■ **Required action**
The result should be the listing below, restated exactly, with its pictures left out.

■ **Data for analysis**
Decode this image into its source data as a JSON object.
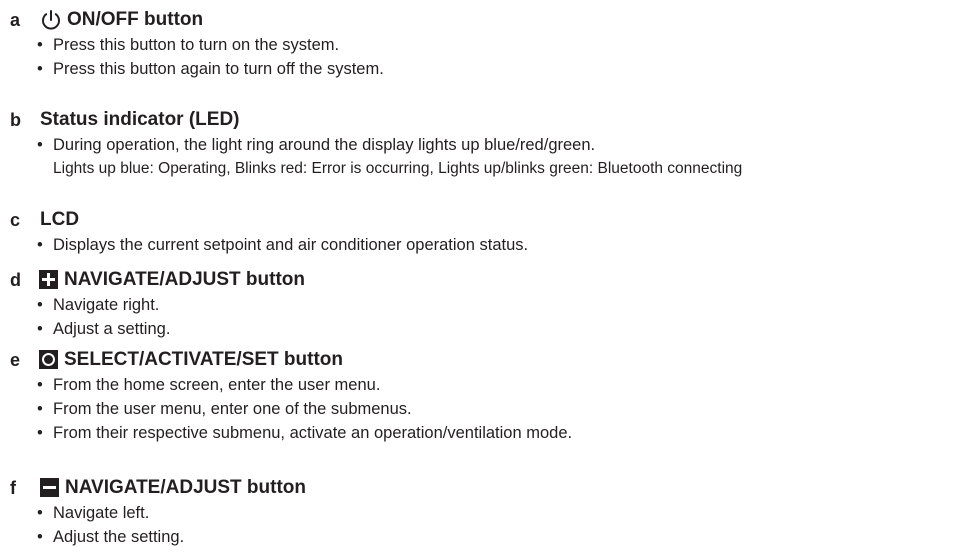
{
  "sections": [
    {
      "letter": "a",
      "icon": "power-icon",
      "title": "ON/OFF button",
      "items": [
        "Press this button to turn on the system.",
        "Press this button again to turn off the system."
      ]
    },
    {
      "letter": "b",
      "title": "Status indicator (LED)",
      "items": [
        "During operation, the light ring around the display lights up blue/red/green."
      ],
      "note": "Lights up blue: Operating, Blinks red: Error is occurring, Lights up/blinks green: Bluetooth connecting"
    },
    {
      "letter": "c",
      "title": "LCD",
      "items": [
        "Displays the current setpoint and air conditioner operation status."
      ]
    },
    {
      "letter": "d",
      "icon": "plus-icon",
      "title": "NAVIGATE/ADJUST button",
      "items": [
        "Navigate right.",
        "Adjust a setting."
      ]
    },
    {
      "letter": "e",
      "icon": "circle-icon",
      "title": "SELECT/ACTIVATE/SET button",
      "items": [
        "From the home screen, enter the user menu.",
        "From the user menu, enter one of the submenus.",
        "From their respective submenu, activate an operation/ventilation mode."
      ]
    },
    {
      "letter": "f",
      "icon": "minus-icon",
      "title": "NAVIGATE/ADJUST button",
      "items": [
        "Navigate left.",
        "Adjust the setting."
      ]
    }
  ],
  "bullet_glyph": "•"
}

■ **Exercise answer**
Decode this image into its source data as a JSON object.
{
  "sections": [
    {
      "letter": "a",
      "icon": "power-icon",
      "title": "ON/OFF button",
      "items": [
        "Press this button to turn on the system.",
        "Press this button again to turn off the system."
      ]
    },
    {
      "letter": "b",
      "title": "Status indicator (LED)",
      "items": [
        "During operation, the light ring around the display lights up blue/red/green."
      ],
      "note": "Lights up blue: Operating, Blinks red: Error is occurring, Lights up/blinks green: Bluetooth connecting"
    },
    {
      "letter": "c",
      "title": "LCD",
      "items": [
        "Displays the current setpoint and air conditioner operation status."
      ]
    },
    {
      "letter": "d",
      "icon": "plus-icon",
      "title": "NAVIGATE/ADJUST button",
      "items": [
        "Navigate right.",
        "Adjust a setting."
      ]
    },
    {
      "letter": "e",
      "icon": "circle-icon",
      "title": "SELECT/ACTIVATE/SET button",
      "items": [
        "From the home screen, enter the user menu.",
        "From the user menu, enter one of the submenus.",
        "From their respective submenu, activate an operation/ventilation mode."
      ]
    },
    {
      "letter": "f",
      "icon": "minus-icon",
      "title": "NAVIGATE/ADJUST button",
      "items": [
        "Navigate left.",
        "Adjust the setting."
      ]
    }
  ],
  "bullet_glyph": "•"
}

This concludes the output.